The Ten Commandments are the beginning of a conversation – a conversation intended to inspire compassion, encourage empathy, lead us into deeper relationships. They have become decisive in our time, but they were meant to foster community. Often we think of these laws as the “Thou shalt nots.” Though it is worth noting, as one commentator points out, “We can keep all of [the commandments] while taking a nap. That's hardly burdensome.”2 But Biblical Scholar Terence Fretheim suggests that eight of the commandments are stated in the negative for a reason. He writes, “As such, they open up life rather than close it down; that is, they focus on the outer limits of conduct rather than specific behaviors. At the same time, the negative formulation indicates that the primary concern is not to create the human community but to protect it from behaviors that have the potential of destroying it. Yet the commands implicitly commend their positive side.... For example... not killing suggests efforts to preserve life.... It is not enough for a community's life and health to simply avoid crimes.”3

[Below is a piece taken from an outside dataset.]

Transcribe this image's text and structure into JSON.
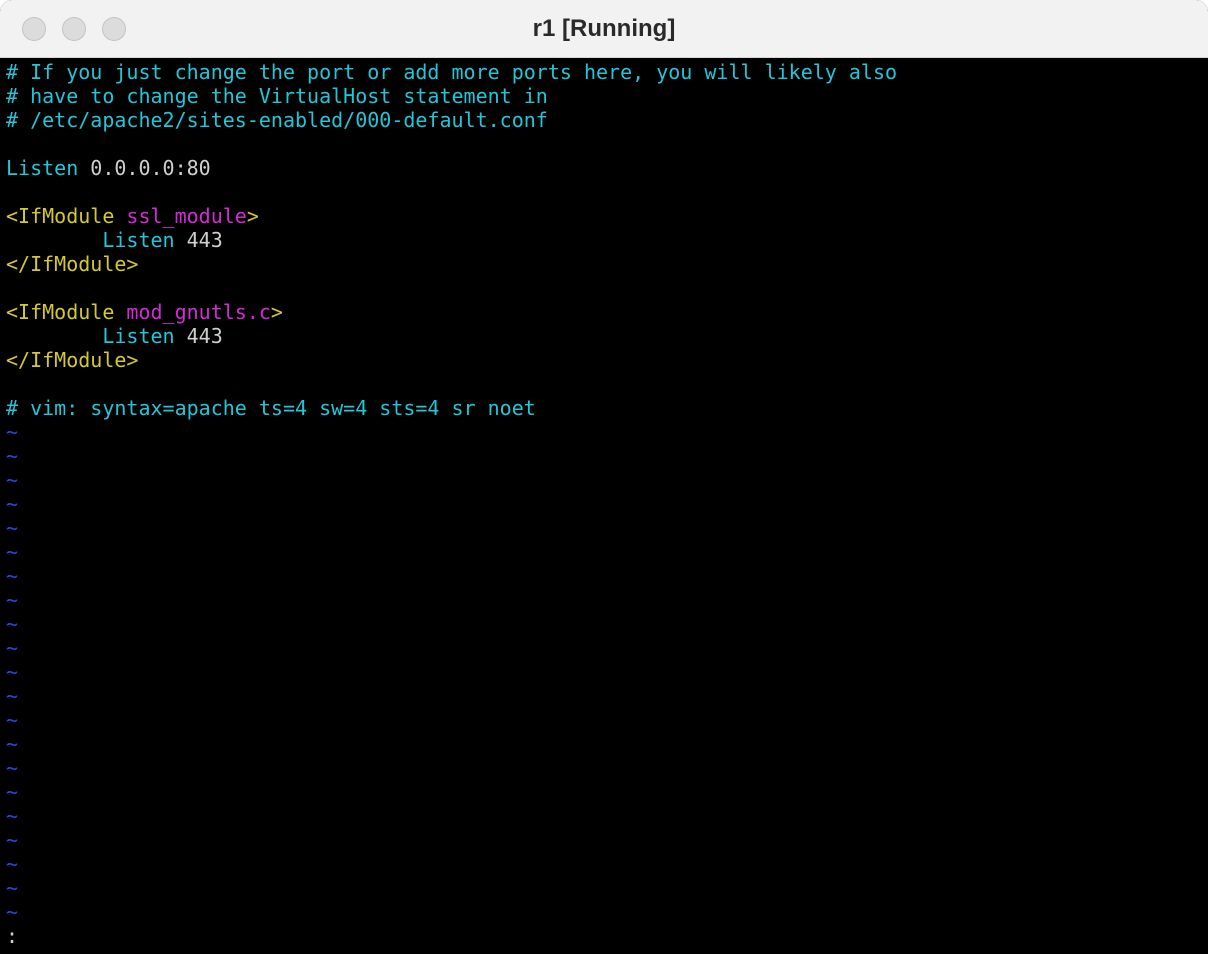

God is not calling us simply to Thou Shalt Not; it is not enough to avoid doing terrible things in this world. We are called to make this world a better place, a place more like heaven. No one of us can dispel all of the violence of this age. But each of us can speak a word of life; each of us can take action against the forces of death.
God's first action was to breathe life into the void, into the chaos. We, created in the very image of God, are called to do the same. Thou Shalt Not Kill is not enough. We are people of life. Where there is violence, we sow peace. Where there is despair, we sow hope. Where there is death, we are called to proclaim life. The same Spirit that raised Christ from the dead dwells in us. We are filled with resurrection power. Our story is that life overcomes death – every time.

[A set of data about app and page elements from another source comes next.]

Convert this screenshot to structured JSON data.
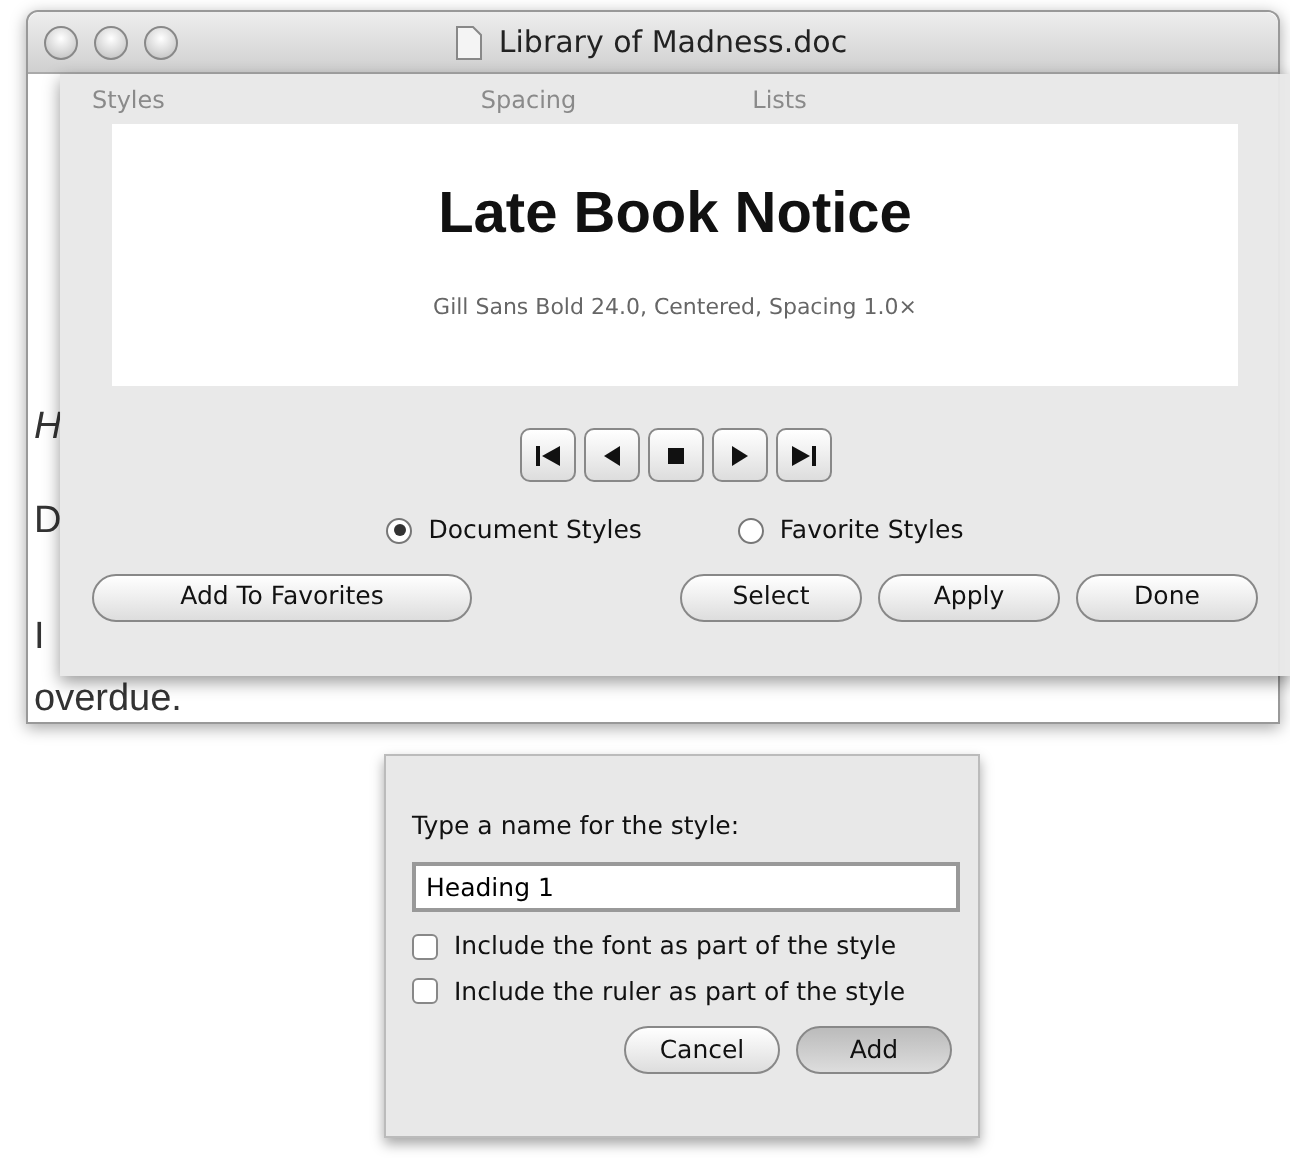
{
  "window": {
    "title": "Library of Madness.doc",
    "toolbar": [
      "Styles",
      "Spacing",
      "Lists"
    ],
    "document_text": [
      "H",
      "D",
      "I",
      "overdue."
    ]
  },
  "styles_panel": {
    "preview_title": "Late Book Notice",
    "preview_description": "Gill Sans Bold 24.0, Centered, Spacing 1.0×",
    "transport": [
      {
        "kind": "first"
      },
      {
        "kind": "prev"
      },
      {
        "kind": "stop"
      },
      {
        "kind": "next"
      },
      {
        "kind": "last"
      }
    ],
    "options": [
      {
        "label": "Document Styles",
        "selected": true
      },
      {
        "label": "Favorite Styles",
        "selected": false
      }
    ],
    "buttons": [
      {
        "label": "Add To Favorites",
        "default": false
      },
      {
        "label": "Select",
        "default": false
      },
      {
        "label": "Apply",
        "default": false
      },
      {
        "label": "Done",
        "default": false
      }
    ]
  },
  "name_dialog": {
    "prompt": "Type a name for the style:",
    "value": "Heading 1",
    "checkboxes": [
      {
        "label": "Include the font as part of the style",
        "checked": false
      },
      {
        "label": "Include the ruler as part of the style",
        "checked": false
      }
    ],
    "buttons": [
      {
        "label": "Cancel",
        "default": false
      },
      {
        "label": "Add",
        "default": true
      }
    ]
  }
}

In a culture seemingly addicted to violence and death, in which mass shootings have become so common we can only remember the ones in which there are double-digit fatalities, we, as followers of the Risen Christ, made in the image of the God who breathed life into Creation, are called to resist the forces of death by any means necessary. See the world I woke up to on Monday morning is not the world I want for my loved ones, for my children. I want better for us. I want Jesus' prayer; that's what I want. I want on “earth as it is in heaven.” And I think you do too.
Everything I read tells me to just accept things the way they are. I'm not gonna do that. Everything I read tells me that nothing will ever change. I don't believe that. Maybe on earth as it is in heaven is too much to ask. But that is the prayer Jesus taught us to pray, so I believe there is hope. We serve a God who raises the dead, so I believe there is hope. We just need to dream bigger dreams. We need to dream dreams of swords beat into plowshares. We need to dream dreams in which gun violence is no more, in which there are no more mass shootings. We need to dream the dreams of the angels – for peace on earth and goodwill to all. We need to dream God-sized dreams for our nation, for our world. I am challenging us to use our holy imaginations to imagine something better. What does it look like? What does on “earth as it is in heaven” look like? And what are we willing to do to make our dreams come true? What are we willing to do to make our prayer, on earth as it is in heaven, become the reality?

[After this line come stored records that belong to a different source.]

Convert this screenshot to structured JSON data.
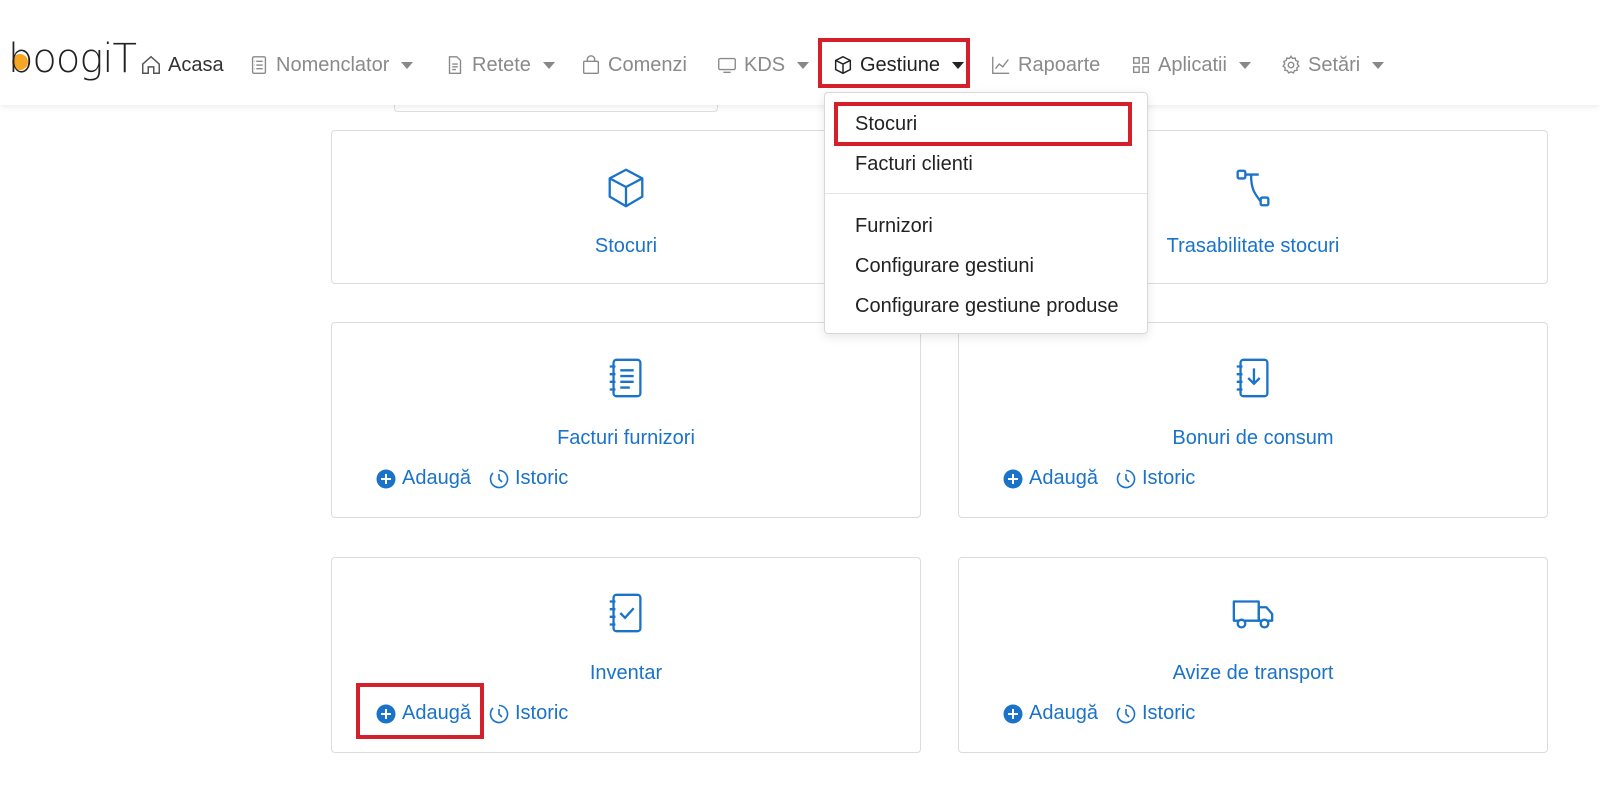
{
  "app": {
    "logo_text": "boogiT"
  },
  "nav": {
    "items": [
      {
        "label": "Acasa",
        "icon": "home-icon"
      },
      {
        "label": "Nomenclator",
        "icon": "list-doc-icon"
      },
      {
        "label": "Retete",
        "icon": "document-icon"
      },
      {
        "label": "Comenzi",
        "icon": "bag-icon"
      },
      {
        "label": "KDS",
        "icon": "monitor-icon"
      },
      {
        "label": "Gestiune",
        "icon": "box-icon",
        "active": true
      },
      {
        "label": "Rapoarte",
        "icon": "chart-line-icon"
      },
      {
        "label": "Aplicatii",
        "icon": "grid-icon"
      },
      {
        "label": "Setări",
        "icon": "gear-icon"
      }
    ]
  },
  "dropdown": {
    "items": [
      "Stocuri",
      "Facturi clienti",
      "Furnizori",
      "Configurare gestiuni",
      "Configurare gestiune produse"
    ]
  },
  "cards": [
    {
      "title": "Stocuri",
      "icon": "cube-icon"
    },
    {
      "title": "Trasabilitate stocuri",
      "icon": "flow-icon"
    },
    {
      "title": "Facturi furnizori",
      "icon": "notebook-list-icon",
      "add": "Adaugă",
      "history": "Istoric"
    },
    {
      "title": "Bonuri de consum",
      "icon": "notebook-download-icon",
      "add": "Adaugă",
      "history": "Istoric"
    },
    {
      "title": "Inventar",
      "icon": "notebook-check-icon",
      "add": "Adaugă",
      "history": "Istoric"
    },
    {
      "title": "Avize de transport",
      "icon": "truck-icon",
      "add": "Adaugă",
      "history": "Istoric"
    }
  ],
  "colors": {
    "accent": "#1a73c8",
    "highlight": "#d4202a",
    "logo_dot": "#f5a623"
  }
}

1 BCP, 848.
2 Preaching the Old Testament, 95.
3Interpretation: Exodus, 221.